Fletcher (Law/Columbia Univ.) argues that the Constitution cleaves into two ill-fitting parts, rather like the Old and New Testaments. The dividing point between them is the Civil War, which called forth a new constitutional order that was devoted less to “voluntary association, individual freedom, and republican elitism” (as the Constitution of 1787 was) than to “organic nationhood, equality of all persons, and popular democracy.” If the source of authority of the first Constitution was “We the people,” then the source for the second was “the nation as defined by history.” This so-called Secret Constitution, whose preamble is the Gettysburg Address, ushered in the program of reconstruction and federation-building that would yield the modern US; in doing so, it inaugurated the era of Big Government, an entity that actively worked to assure equality under the law and in actual practice. This recasting of the government’s role was never made explicit, the author suggests, largely because many state and even federal courts actively opposed the transformation. But even with that opposition, the old order of sovereignty gave way to a new one, in which the states were “enmeshed in the [federal] law and subordinate to it.” This tension between state and federal claims of supremacy endures, Fletcher notes, and nowhere more plainly than in what he considers to be the outmoded and antidemocratic institution of the Electoral College—which he savages in a brilliant closing chapter devoted to the 2000 presidential election.

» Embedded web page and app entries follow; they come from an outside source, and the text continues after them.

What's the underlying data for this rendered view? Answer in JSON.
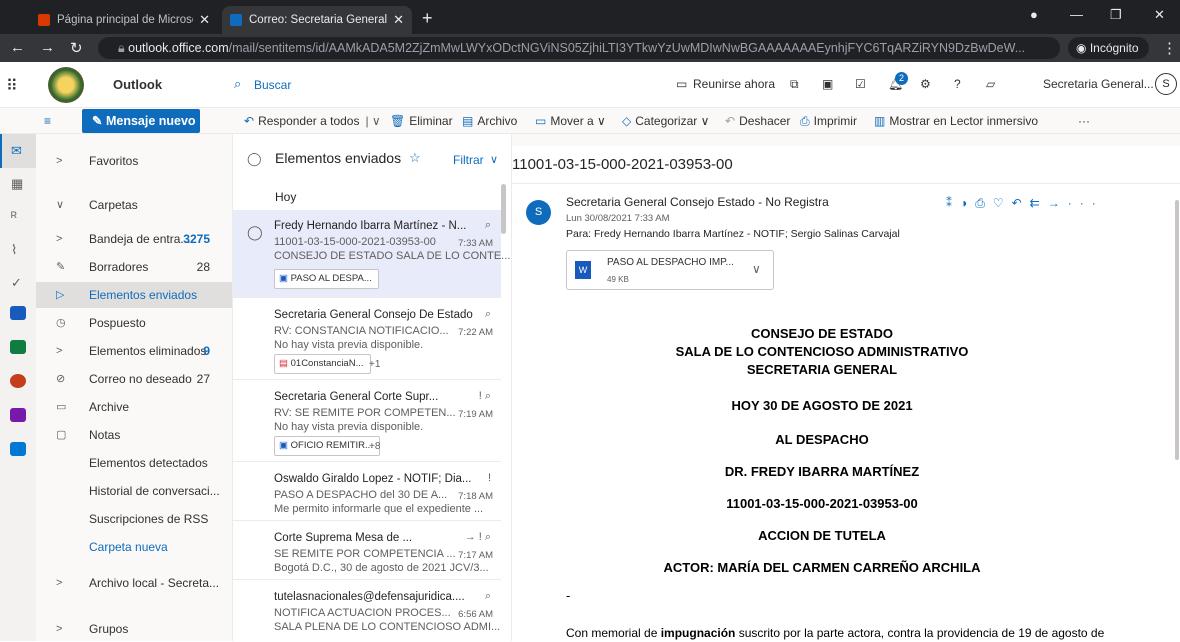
{
  "browser": {
    "tabs": [
      {
        "title": "Página principal de Microsoft Offi",
        "active": false
      },
      {
        "title": "Correo: Secretaria General Conse",
        "active": true
      }
    ],
    "url_host": "outlook.office.com",
    "url_path": "/mail/sentitems/id/AAMkADA5M2ZjZmMwLWYxODctNGViNS05ZjhiLTI3YTkwYzUwMDIwNwBGAAAAAAAEynhjFYC6TqARZiRYN9DzBwDeW...",
    "incognito_label": "Incógnito"
  },
  "header": {
    "app_name": "Outlook",
    "search_placeholder": "Buscar",
    "meet_now": "Reunirse ahora",
    "badge_count": "2",
    "account": "Secretaria General...",
    "avatar_initial": "S"
  },
  "commands": {
    "new_message": "Mensaje nuevo",
    "reply_all": "Responder a todos",
    "delete": "Eliminar",
    "archive": "Archivo",
    "move_to": "Mover a",
    "categorize": "Categorizar",
    "undo": "Deshacer",
    "print": "Imprimir",
    "immersive": "Mostrar en Lector inmersivo"
  },
  "folders": [
    {
      "label": "Favoritos",
      "chev": ">",
      "count": ""
    },
    {
      "label": "Carpetas",
      "chev": "∨",
      "count": ""
    },
    {
      "label": "Bandeja de entra...",
      "chev": ">",
      "count": "3275"
    },
    {
      "label": "Borradores",
      "chev": "✎",
      "count": "28"
    },
    {
      "label": "Elementos enviados",
      "chev": "▷",
      "count": ""
    },
    {
      "label": "Pospuesto",
      "chev": "◷",
      "count": ""
    },
    {
      "label": "Elementos eliminados",
      "chev": ">",
      "count": "9"
    },
    {
      "label": "Correo no deseado",
      "chev": "⊘",
      "count": "27"
    },
    {
      "label": "Archive",
      "chev": "▭",
      "count": ""
    },
    {
      "label": "Notas",
      "chev": "▢",
      "count": ""
    },
    {
      "label": "Elementos detectados",
      "chev": "",
      "count": ""
    },
    {
      "label": "Historial de conversaci...",
      "chev": "",
      "count": ""
    },
    {
      "label": "Suscripciones de RSS",
      "chev": "",
      "count": ""
    },
    {
      "label": "Carpeta nueva",
      "chev": "",
      "count": ""
    },
    {
      "label": "Archivo local - Secreta...",
      "chev": ">",
      "count": ""
    },
    {
      "label": "Grupos",
      "chev": ">",
      "count": ""
    }
  ],
  "list": {
    "title": "Elementos enviados",
    "filter": "Filtrar",
    "group_today": "Hoy",
    "messages": [
      {
        "from": "Fredy Hernando Ibarra Martínez - N...",
        "subject": "11001-03-15-000-2021-03953-00",
        "time": "7:33 AM",
        "preview": "CONSEJO DE ESTADO SALA DE LO CONTE...",
        "attachment": "PASO AL DESPA...",
        "more": "",
        "mark": "⌕"
      },
      {
        "from": "Secretaria General Consejo De Estado",
        "subject": "RV: CONSTANCIA NOTIFICACIO...",
        "time": "7:22 AM",
        "preview": "No hay vista previa disponible.",
        "attachment": "01ConstanciaN...",
        "more": "+1",
        "mark": "⌕"
      },
      {
        "from": "Secretaria General Corte Supr...",
        "subject": "RV: SE REMITE POR COMPETEN...",
        "time": "7:19 AM",
        "preview": "No hay vista previa disponible.",
        "attachment": "OFICIO REMITIR...",
        "more": "+8",
        "mark": "!  ⌕"
      },
      {
        "from": "Oswaldo Giraldo Lopez - NOTIF; Dia...",
        "subject": "PASO A DESPACHO del 30 DE A...",
        "time": "7:18 AM",
        "preview": "Me permito informarle que el expediente ...",
        "attachment": "",
        "more": "",
        "mark": "!"
      },
      {
        "from": "Corte Suprema Mesa de ...",
        "subject": "SE REMITE POR COMPETENCIA ...",
        "time": "7:17 AM",
        "preview": "Bogotá D.C., 30 de agosto de 2021 JCV/3...",
        "attachment": "",
        "more": "",
        "mark": "→  !  ⌕"
      },
      {
        "from": "tutelasnacionales@defensajuridica....",
        "subject": "NOTIFICA ACTUACION PROCES...",
        "time": "6:56 AM",
        "preview": "SALA PLENA DE LO CONTENCIOSO ADMI...",
        "attachment": "",
        "more": "",
        "mark": "⌕"
      }
    ]
  },
  "reader": {
    "subject": "11001-03-15-000-2021-03953-00",
    "sender": "Secretaria General Consejo Estado - No Registra",
    "date": "Lun 30/08/2021 7:33 AM",
    "to": "Para:  Fredy Hernando Ibarra Martínez - NOTIF; Sergio Salinas Carvajal",
    "attachment_name": "PASO AL DESPACHO IMP...",
    "attachment_size": "49 KB",
    "avatar_initial": "S",
    "body": {
      "line1": "CONSEJO DE ESTADO",
      "line2": "SALA DE LO CONTENCIOSO ADMINISTRATIVO",
      "line3": "SECRETARIA GENERAL",
      "line4": "HOY 30 DE AGOSTO DE 2021",
      "line5": "AL DESPACHO",
      "line6": "DR. FREDY IBARRA MARTÍNEZ",
      "line7": "11001-03-15-000-2021-03953-00",
      "line8": "ACCION DE TUTELA",
      "line9": "ACTOR: MARÍA DEL CARMEN CARREÑO ARCHILA",
      "dash": "-",
      "para_pre": "Con memorial de ",
      "para_bold": "impugnación",
      "para_post": " suscrito por la parte actora, contra la providencia de 19 de agosto de"
    }
  },
  "colors": {
    "accent": "#0f6cbd",
    "selected_bg": "#e8ebfa"
  }
}
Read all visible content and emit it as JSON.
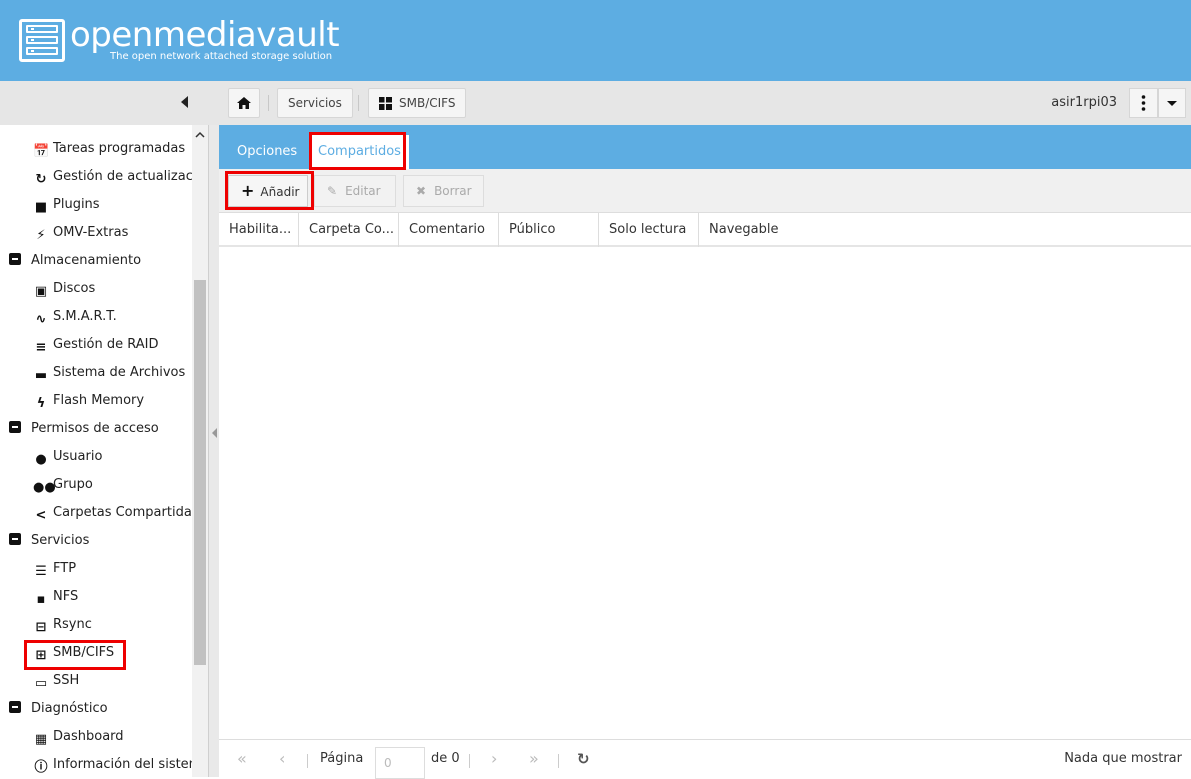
{
  "brand": {
    "name": "openmediavault",
    "tagline": "The open network attached storage solution"
  },
  "breadcrumbs": {
    "home": "",
    "section": "Servicios",
    "page": "SMB/CIFS"
  },
  "host": "asir1rpi03",
  "sidebar": {
    "items": [
      {
        "label": "Tareas programadas",
        "icon": "calendar-clock-icon"
      },
      {
        "label": "Gestión de actualizacio",
        "icon": "refresh-icon"
      },
      {
        "label": "Plugins",
        "icon": "puzzle-icon"
      },
      {
        "label": "OMV-Extras",
        "icon": "plug-icon"
      },
      {
        "label": "Almacenamiento",
        "icon": "collapse-icon",
        "group": true
      },
      {
        "label": "Discos",
        "icon": "disk-icon"
      },
      {
        "label": "S.M.A.R.T.",
        "icon": "pulse-icon"
      },
      {
        "label": "Gestión de RAID",
        "icon": "database-icon"
      },
      {
        "label": "Sistema de Archivos",
        "icon": "folders-icon"
      },
      {
        "label": "Flash Memory",
        "icon": "flash-icon"
      },
      {
        "label": "Permisos de acceso",
        "icon": "collapse-icon",
        "group": true
      },
      {
        "label": "Usuario",
        "icon": "user-icon"
      },
      {
        "label": "Grupo",
        "icon": "group-icon"
      },
      {
        "label": "Carpetas Compartidas",
        "icon": "share-icon"
      },
      {
        "label": "Servicios",
        "icon": "collapse-icon",
        "group": true
      },
      {
        "label": "FTP",
        "icon": "server-icon"
      },
      {
        "label": "NFS",
        "icon": "nfs-icon"
      },
      {
        "label": "Rsync",
        "icon": "network-icon"
      },
      {
        "label": "SMB/CIFS",
        "icon": "windows-icon"
      },
      {
        "label": "SSH",
        "icon": "terminal-icon"
      },
      {
        "label": "Diagnóstico",
        "icon": "collapse-icon",
        "group": true
      },
      {
        "label": "Dashboard",
        "icon": "dashboard-icon"
      },
      {
        "label": "Información del sistem",
        "icon": "info-icon"
      }
    ]
  },
  "tabs": [
    {
      "label": "Opciones"
    },
    {
      "label": "Compartidos"
    }
  ],
  "actions": {
    "add": "Añadir",
    "edit": "Editar",
    "delete": "Borrar"
  },
  "columns": [
    "Habilita...",
    "Carpeta Co...",
    "Comentario",
    "Público",
    "Solo lectura",
    "Navegable"
  ],
  "pager": {
    "page_label": "Página",
    "page_value": "0",
    "of_label": "de 0",
    "empty": "Nada que mostrar"
  },
  "colors": {
    "header": "#5dade2",
    "highlight": "#e00000"
  }
}
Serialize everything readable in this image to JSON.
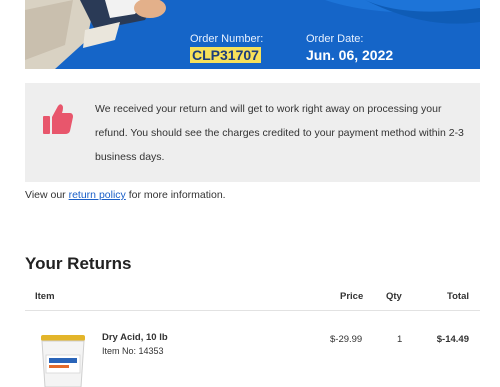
{
  "order": {
    "number_label": "Order Number:",
    "number_value": "CLP31707",
    "date_label": "Order Date:",
    "date_value": "Jun. 06, 2022"
  },
  "notice": {
    "icon": "thumbs-up-icon",
    "text": "We received your return and will get to work right away on processing your refund. You should see the charges credited to your payment method within 2-3 business days."
  },
  "policy": {
    "prefix": "View our ",
    "link_text": "return policy",
    "suffix": " for more information."
  },
  "returns": {
    "title": "Your Returns",
    "columns": {
      "item": "Item",
      "price": "Price",
      "qty": "Qty",
      "total": "Total"
    },
    "items": [
      {
        "name": "Dry Acid, 10 lb",
        "item_no": "Item No: 14353",
        "price": "$-29.99",
        "qty": "1",
        "total": "$-14.49"
      }
    ]
  },
  "colors": {
    "banner": "#1565c8",
    "highlight": "#f7e15a",
    "thumb": "#e8566c",
    "link": "#1a5fc8"
  }
}
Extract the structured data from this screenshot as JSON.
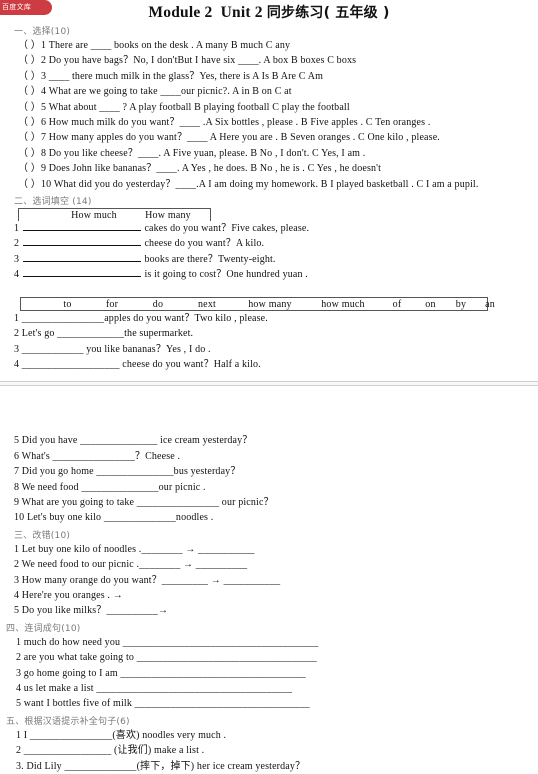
{
  "watermark": {
    "label": "百度文库"
  },
  "title": {
    "en_part1": "Module 2",
    "en_part2": "Unit 2",
    "cn_part": "同步练习( 五年级 )"
  },
  "sections": {
    "one": {
      "heading": "一、选择(10)",
      "items": [
        "（   ）1 There are ____ books on the desk . A many       B much        C any",
        "（   ）2 Do you have bags？No, I don'tBut I have six ____.   A box      B boxes      C boxs",
        "（   ）3 ____ there much milk in the glass？Yes, there is  A Is        B Are     C Am",
        "（   ）4 What are we going to take ____our picnic?.  A in        B on        C at",
        "（   ）5 What about ____ ?     A play football      B playing football       C play the football",
        "（   ）6 How much milk do you want？____ .A Six bottles , please . B Five apples .    C Ten oranges .",
        "（   ）7 How many apples do you want？____ A Here you are .  B Seven oranges .   C One kilo , please.",
        "（   ）8 Do you like cheese？____.    A Five yuan, please.   B No , I don't.       C Yes, I am .",
        "（   ）9 Does John like bananas？____. A Yes , he does.    B No , he is .   C Yes , he doesn't",
        "（   ）10 What did you do yesterday？____.A I am doing my homework. B I played basketball .   C I am a pupil."
      ]
    },
    "two": {
      "heading": "二、选词填空 (14)",
      "bank1": [
        "How much",
        "How many"
      ],
      "items_a": [
        {
          "num": "1",
          "text": "cakes do you want？Five cakes, please."
        },
        {
          "num": "2",
          "text": "cheese do you want？A kilo."
        },
        {
          "num": "3",
          "text": "books are there？Twenty-eight."
        },
        {
          "num": "4",
          "text": "is it going to cost？One hundred yuan ."
        }
      ],
      "bank2": [
        "to",
        "for",
        "do",
        "next",
        "how many",
        "how much",
        "of",
        "on",
        "by",
        "an"
      ],
      "items_b": [
        "1 ________________apples do you want？Two kilo , please.",
        "2 Let's go _____________the supermarket.",
        "3 ____________ you like bananas？Yes , I do .",
        "4 ___________________ cheese do you want？Half a kilo."
      ],
      "items_c": [
        "5 Did you have _______________ ice cream yesterday？",
        "6 What's ________________？Cheese .",
        "7 Did you go home _______________bus yesterday？",
        "8 We need food _______________our picnic .",
        "9 What are you going to take ________________ our picnic？",
        "10 Let's buy one kilo ______________noodles ."
      ]
    },
    "three": {
      "heading": "三、改错(10)",
      "items": [
        "1 Let buy one kilo of noodles .________ → ___________",
        "2 We need food to our picnic .________ → __________",
        "3 How many orange do you want？_________ → ___________",
        "4 Here're you oranges .              →",
        "5 Do you like milks？__________→"
      ]
    },
    "four": {
      "heading": "四、连词成句(10)",
      "items": [
        "1 much    do    how    need    you   ______________________________________",
        "2 are    you    what    take    going    to ___________________________________",
        "3 go    home    going     to     I    am ____________________________________",
        "4 us    let    make    a    list ______________________________________",
        "5 want    I    bottles    five    of    milk __________________________________"
      ]
    },
    "five": {
      "heading": "五、根据汉语提示补全句子(6)",
      "items": [
        "1 I ________________(喜欢) noodles very much .",
        "2  _________________ (让我们) make a list .",
        "3. Did Lily ______________(摔下，掉下) her ice cream yesterday？"
      ]
    }
  }
}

Proponents of an activist central government will find intellectual comfort in these pages—but they will give anti-federalists fits.